**Data for analysis:**
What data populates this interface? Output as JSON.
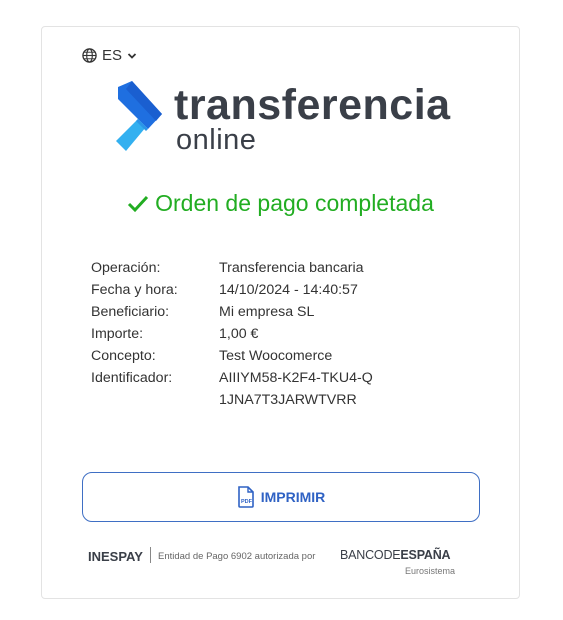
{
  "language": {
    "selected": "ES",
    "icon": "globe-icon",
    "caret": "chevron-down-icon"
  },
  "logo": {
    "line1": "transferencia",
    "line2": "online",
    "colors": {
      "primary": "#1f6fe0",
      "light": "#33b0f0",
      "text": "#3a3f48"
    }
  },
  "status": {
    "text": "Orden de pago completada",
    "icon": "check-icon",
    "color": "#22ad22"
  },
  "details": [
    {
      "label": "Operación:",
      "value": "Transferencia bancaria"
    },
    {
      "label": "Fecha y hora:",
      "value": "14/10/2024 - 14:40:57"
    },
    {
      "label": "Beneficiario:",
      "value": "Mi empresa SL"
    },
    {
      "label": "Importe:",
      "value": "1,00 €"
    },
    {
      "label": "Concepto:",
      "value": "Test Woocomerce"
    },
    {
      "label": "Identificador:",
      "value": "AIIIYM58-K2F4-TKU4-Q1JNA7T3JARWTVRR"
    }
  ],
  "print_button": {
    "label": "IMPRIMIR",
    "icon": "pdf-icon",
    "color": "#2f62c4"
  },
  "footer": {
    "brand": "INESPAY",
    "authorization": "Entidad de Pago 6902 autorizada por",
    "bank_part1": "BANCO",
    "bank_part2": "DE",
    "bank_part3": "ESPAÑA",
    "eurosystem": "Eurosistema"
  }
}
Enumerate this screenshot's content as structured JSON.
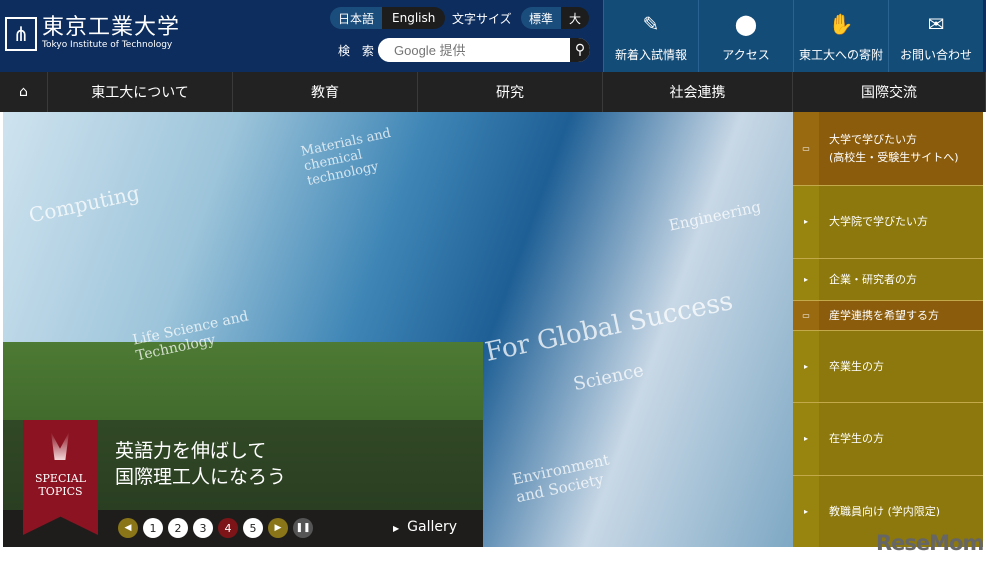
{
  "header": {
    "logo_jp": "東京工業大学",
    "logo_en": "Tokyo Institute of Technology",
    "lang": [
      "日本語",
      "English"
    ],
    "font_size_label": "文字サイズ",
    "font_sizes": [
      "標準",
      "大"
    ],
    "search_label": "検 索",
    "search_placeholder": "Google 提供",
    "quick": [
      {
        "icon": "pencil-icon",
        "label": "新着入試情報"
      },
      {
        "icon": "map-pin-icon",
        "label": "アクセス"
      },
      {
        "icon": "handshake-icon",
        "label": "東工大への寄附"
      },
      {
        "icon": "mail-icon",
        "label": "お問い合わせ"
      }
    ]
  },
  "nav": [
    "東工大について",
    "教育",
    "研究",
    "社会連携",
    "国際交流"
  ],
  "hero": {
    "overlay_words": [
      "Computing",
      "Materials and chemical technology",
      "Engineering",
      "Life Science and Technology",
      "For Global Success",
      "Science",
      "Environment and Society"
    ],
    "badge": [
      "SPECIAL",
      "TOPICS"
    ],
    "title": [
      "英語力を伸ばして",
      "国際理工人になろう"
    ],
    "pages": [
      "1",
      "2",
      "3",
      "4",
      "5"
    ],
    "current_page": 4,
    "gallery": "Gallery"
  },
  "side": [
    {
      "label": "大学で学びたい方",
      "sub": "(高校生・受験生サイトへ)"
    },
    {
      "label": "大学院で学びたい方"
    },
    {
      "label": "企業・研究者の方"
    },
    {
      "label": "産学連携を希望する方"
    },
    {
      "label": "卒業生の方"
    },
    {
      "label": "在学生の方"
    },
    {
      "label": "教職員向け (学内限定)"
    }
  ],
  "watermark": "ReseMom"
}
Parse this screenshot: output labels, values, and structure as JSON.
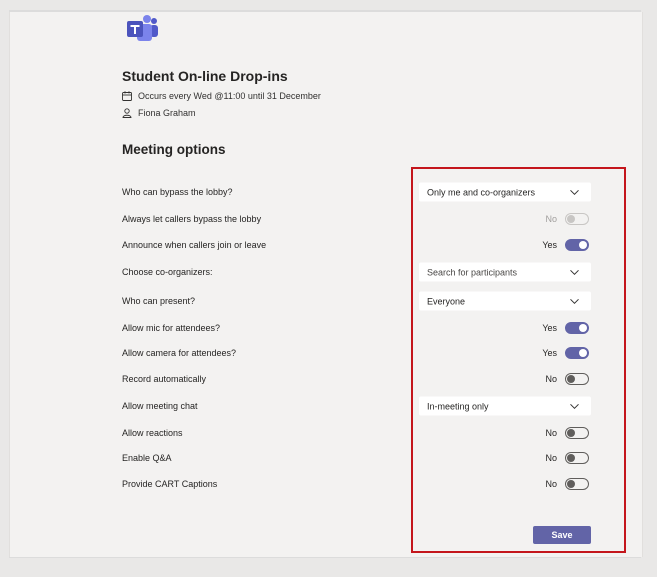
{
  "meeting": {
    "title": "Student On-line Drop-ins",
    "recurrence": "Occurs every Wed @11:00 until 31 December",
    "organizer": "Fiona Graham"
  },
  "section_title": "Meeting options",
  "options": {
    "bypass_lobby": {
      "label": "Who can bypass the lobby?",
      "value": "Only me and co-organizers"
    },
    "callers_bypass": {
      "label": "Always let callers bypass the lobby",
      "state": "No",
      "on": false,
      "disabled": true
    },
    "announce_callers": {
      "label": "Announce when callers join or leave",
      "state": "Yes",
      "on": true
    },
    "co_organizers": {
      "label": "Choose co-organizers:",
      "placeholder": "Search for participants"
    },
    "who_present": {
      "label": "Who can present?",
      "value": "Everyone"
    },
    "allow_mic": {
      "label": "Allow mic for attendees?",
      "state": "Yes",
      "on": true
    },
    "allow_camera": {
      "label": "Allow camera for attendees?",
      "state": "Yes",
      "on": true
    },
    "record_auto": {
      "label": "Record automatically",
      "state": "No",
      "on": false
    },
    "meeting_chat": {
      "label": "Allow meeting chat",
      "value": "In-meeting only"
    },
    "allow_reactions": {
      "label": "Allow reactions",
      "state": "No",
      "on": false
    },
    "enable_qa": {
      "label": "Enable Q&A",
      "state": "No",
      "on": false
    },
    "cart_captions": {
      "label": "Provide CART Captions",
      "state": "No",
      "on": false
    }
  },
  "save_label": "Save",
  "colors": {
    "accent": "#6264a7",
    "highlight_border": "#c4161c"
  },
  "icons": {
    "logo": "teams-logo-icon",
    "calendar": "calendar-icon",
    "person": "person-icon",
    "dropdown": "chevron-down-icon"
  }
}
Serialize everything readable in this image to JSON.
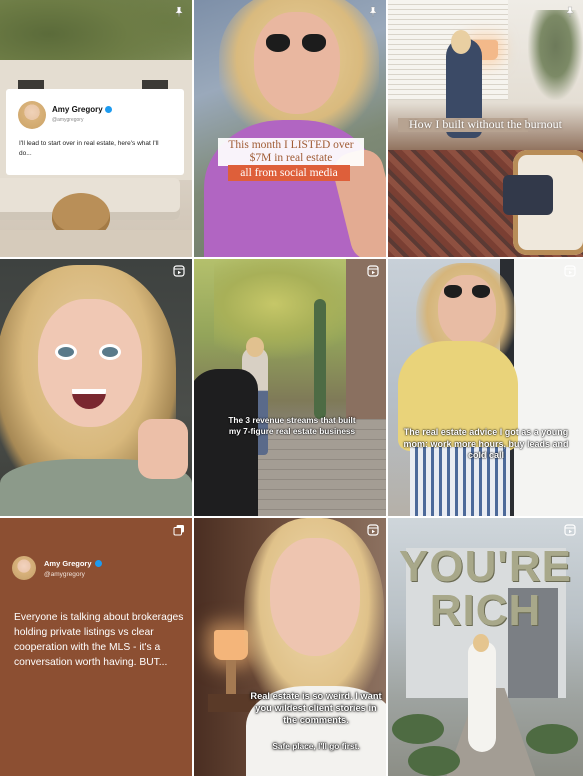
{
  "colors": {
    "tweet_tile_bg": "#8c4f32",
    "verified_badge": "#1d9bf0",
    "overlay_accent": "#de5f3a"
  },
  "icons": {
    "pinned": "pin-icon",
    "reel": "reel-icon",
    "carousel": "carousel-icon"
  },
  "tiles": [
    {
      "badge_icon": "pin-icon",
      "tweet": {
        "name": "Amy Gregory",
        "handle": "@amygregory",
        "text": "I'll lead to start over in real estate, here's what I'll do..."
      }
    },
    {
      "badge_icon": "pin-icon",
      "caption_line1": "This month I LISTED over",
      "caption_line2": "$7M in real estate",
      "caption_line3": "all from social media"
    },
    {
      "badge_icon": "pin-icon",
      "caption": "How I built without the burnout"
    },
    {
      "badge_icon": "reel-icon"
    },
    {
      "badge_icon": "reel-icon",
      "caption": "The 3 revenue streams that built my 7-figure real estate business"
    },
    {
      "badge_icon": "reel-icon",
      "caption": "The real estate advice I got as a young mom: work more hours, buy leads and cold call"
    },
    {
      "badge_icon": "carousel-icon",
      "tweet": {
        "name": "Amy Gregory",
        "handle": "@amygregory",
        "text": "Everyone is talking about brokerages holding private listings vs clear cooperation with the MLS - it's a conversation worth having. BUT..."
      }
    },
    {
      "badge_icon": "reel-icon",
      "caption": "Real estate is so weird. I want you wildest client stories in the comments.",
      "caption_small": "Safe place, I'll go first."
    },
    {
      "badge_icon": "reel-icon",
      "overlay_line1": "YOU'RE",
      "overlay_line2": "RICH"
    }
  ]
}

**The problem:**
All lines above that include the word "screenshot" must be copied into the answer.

**Result:**
Enumerate this screenshot's content as structured JSON.
Parse this screenshot: output labels, values, and structure as JSON.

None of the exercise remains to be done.